Your goal >> Print out every record exactly as it appears.

══════

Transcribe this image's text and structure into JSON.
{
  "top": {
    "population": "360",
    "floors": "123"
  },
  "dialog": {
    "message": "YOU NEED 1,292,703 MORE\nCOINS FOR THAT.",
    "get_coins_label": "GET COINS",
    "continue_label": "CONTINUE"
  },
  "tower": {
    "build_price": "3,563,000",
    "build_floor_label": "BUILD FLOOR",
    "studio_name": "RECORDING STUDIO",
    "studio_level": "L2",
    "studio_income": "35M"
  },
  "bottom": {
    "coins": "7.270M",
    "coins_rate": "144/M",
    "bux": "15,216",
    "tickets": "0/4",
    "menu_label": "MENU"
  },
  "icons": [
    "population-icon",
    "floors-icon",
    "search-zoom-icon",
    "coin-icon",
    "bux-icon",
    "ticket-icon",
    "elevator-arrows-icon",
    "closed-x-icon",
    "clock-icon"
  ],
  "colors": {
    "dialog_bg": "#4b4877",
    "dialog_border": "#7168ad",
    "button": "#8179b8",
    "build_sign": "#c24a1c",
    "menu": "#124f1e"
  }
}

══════

Response >>
Transcribe this image's text and structure into JSON.
{
  "top": {
    "population": "360",
    "floors": "123"
  },
  "dialog": {
    "message": "YOU NEED 1,292,703 MORE\nCOINS FOR THAT.",
    "get_coins_label": "GET COINS",
    "continue_label": "CONTINUE"
  },
  "tower": {
    "build_price": "3,563,000",
    "build_floor_label": "BUILD FLOOR",
    "studio_name": "RECORDING STUDIO",
    "studio_level": "L2",
    "studio_income": "35M"
  },
  "bottom": {
    "coins": "7.270M",
    "coins_rate": "144/M",
    "bux": "15,216",
    "tickets": "0/4",
    "menu_label": "MENU"
  },
  "icons": [
    "population-icon",
    "floors-icon",
    "search-zoom-icon",
    "coin-icon",
    "bux-icon",
    "ticket-icon",
    "elevator-arrows-icon",
    "closed-x-icon",
    "clock-icon"
  ],
  "colors": {
    "dialog_bg": "#4b4877",
    "dialog_border": "#7168ad",
    "button": "#8179b8",
    "build_sign": "#c24a1c",
    "menu": "#124f1e"
  }
}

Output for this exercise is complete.